Farmer makes large gift
By Malin Dartnell
Seven-year-old Madison Farmer had never had a real haircut before. She’d gotten it trimmed occasionally, but had basically been growing her hair her whole life. By the time she was ready to cut her hair, it was almost 14 inches long.
Madison wasn’t just cutting her hair because she felt like she needed a change, or a new summer ‘do, however.
Almost every summer, Madison visits a friend who was recently diagnosed with Leukemia.
When Madison learned of her friend’s illness, she was determined to help. Somebody mentioned the idea of "Locks for Love," a non-profit organization that uses donated hair to create wigs for financially disadvantaged children with permanent or long-term hair loss.

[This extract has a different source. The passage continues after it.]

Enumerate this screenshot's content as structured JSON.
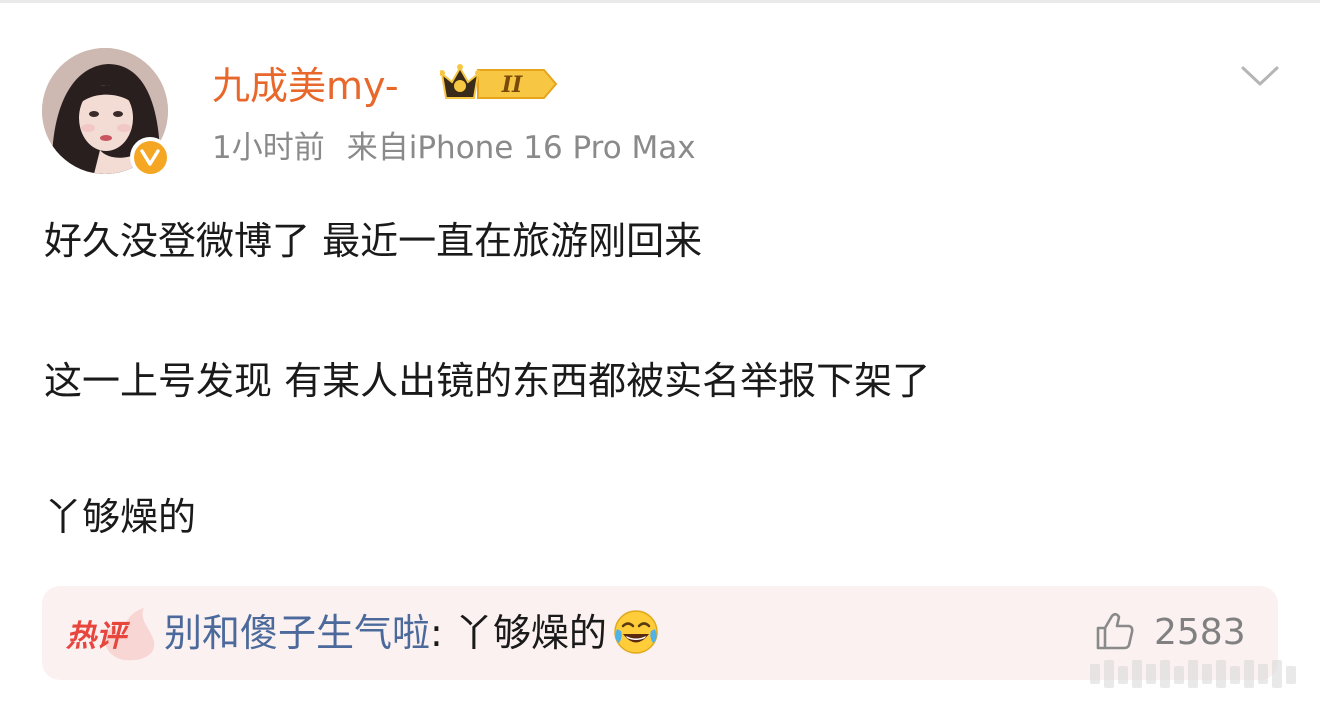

Many of the children helped by Locks of Love lost their hair due to chemotherapy, or a condition called Alopecia Areata. When Madison realized that she could give her hair to Locks of Love and that her hair would benefit a child that needed it, she made her decision.
Madison grew her hair for one more year, until it was long enough to send 10 inches to Locks for Love. Then, she put it in a ponytail and cut it off to be sent away.
While her parents played no part in Madison’s decision to cut her hair, they did reward her afterwards by taking her to get her nails done.
“We are so proud of her generosity and hope to encourage others by her story,” her mother, Amy Malcolm, said.